Medium-term notes permit an organization to enroll with the Securities and Exchange Commission (SEC) just a single time, rather than each an ideal opportunity for varying developments. MTNs offer financial backers a choice between customarily present moment and long-haul speculations. MTNs can be issued by a variety of organizations or firms, and they can be sold indefinitely through a dealer. A dealer is a market participant that buys and sells securities on their own account in order to provide liquidity and create markets in the securities markets.

Businesses can benefit from MTNs if they can give investors with a continuous cash flow. Businesses can also select whether to sell MTNs with or without call options. Investors can choose between short-term (less than a year) and long-term (30+ years) maturities. Nonetheless, medium-term notes are recognized by offering a development of five to ten years. MTNs are most normally given as senior, noncallable uncollateralized debt of venture grade credit-evaluated elements which have fixed rates. MTNs give issuers and investors additional freedom in terms of structure and paperwork.

Investors may select medium-term notes if the time horizon matches what they’re looking for. Some investors may not require capital in the short term, but will require it in the long run. While the rates related with call choices are frequently higher, the business keeps up the option to resign or call the security inside a predetermined timeframe before the security arrives at development. Investors may choose larger returns than short-term notes, but long-term liquidity is still required.

The issuer might add a call or put option in the MTN when it is issued. With call options, the debtor has the option of repaying the principle before the maturity date. For the financial backers, medium-term notes are an ideal option since they offer a higher loan cost than transient speculations and are best instead of constantly restoring low-yield, momentary ventures. In the event that market interest rates fall, corporations can redeem existing notes and issue new ones at reduced rates.

Reinvestment risk is the risk that an investor will not be able to reinvest cash flows at the required rate of return if they make repeated short-term investments. Non-callable options do not carry the same level of risk as callable options in terms of investment duration; hence they are offered at lower prices. The danger is more articulated in a financial climate with diminishing loan fees. Medium-term notes permit financial backers to eliminate this danger in the medium term and lock in a particular yield over the life on the venture.

Put options, on the other hand, give investors the chance to redeem their principle before maturity (at a certain time), resulting in lower interest rates. Medium-term notes have the advantage of providing investors with a greater choice of investment possibilities. Financial backers hoping to contribute inside the medium-term notes market can pick among a few speculation alternatives in regards to the nature, size, and time length of the venture. Investors interested in the MTN market generally have a variety of options when it comes to the specifics of the transaction. This can include a range of maturity dates as well as a specific financial amount.
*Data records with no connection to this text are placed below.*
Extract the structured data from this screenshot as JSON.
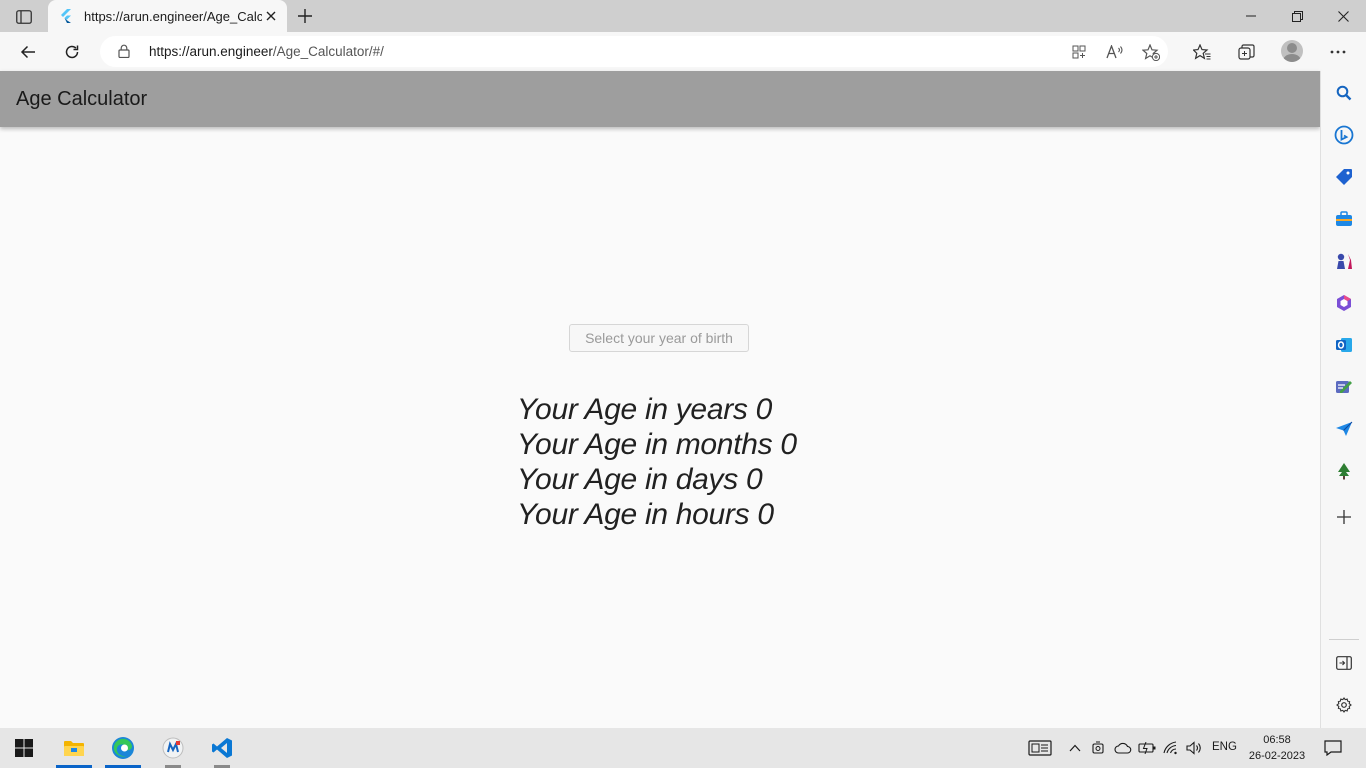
{
  "browser": {
    "tab_title": "https://arun.engineer/Age_Calculator/#/",
    "url_origin": "https://arun.engineer",
    "url_path": "/Age_Calculator/#/"
  },
  "app": {
    "title": "Age Calculator",
    "dob_button_label": "Select your year of birth",
    "results": [
      "Your Age in years 0",
      "Your Age in months 0",
      "Your Age in days 0",
      "Your Age in hours 0"
    ]
  },
  "taskbar": {
    "language": "ENG",
    "time": "06:58",
    "date": "26-02-2023"
  },
  "colors": {
    "appbar": "#9e9e9e",
    "page_bg": "#fafafa",
    "accent": "#0a64c8"
  }
}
Issuers of medium-term notes can profit by the steady income age given by offering the notes to financial backers. It permits guarantors to give notes depending on the situation to meet their financing needs. The contribution size assumes a critical part in cost separating among MTNs and standard corporate securities. Corporate bonds may have lower interest and underwriting expenses for large issuance due to economies of scale in underwriting and better liquidity. Because the tenure of an MTN is longer than that of short-term investment choices, the coupon rate on an MTN will often be greater while being lower than that of some longer-term assets.

Information Sources:

  1. corporatefinanceinstitute.com
  2. investopedia.com
  3. wikipedia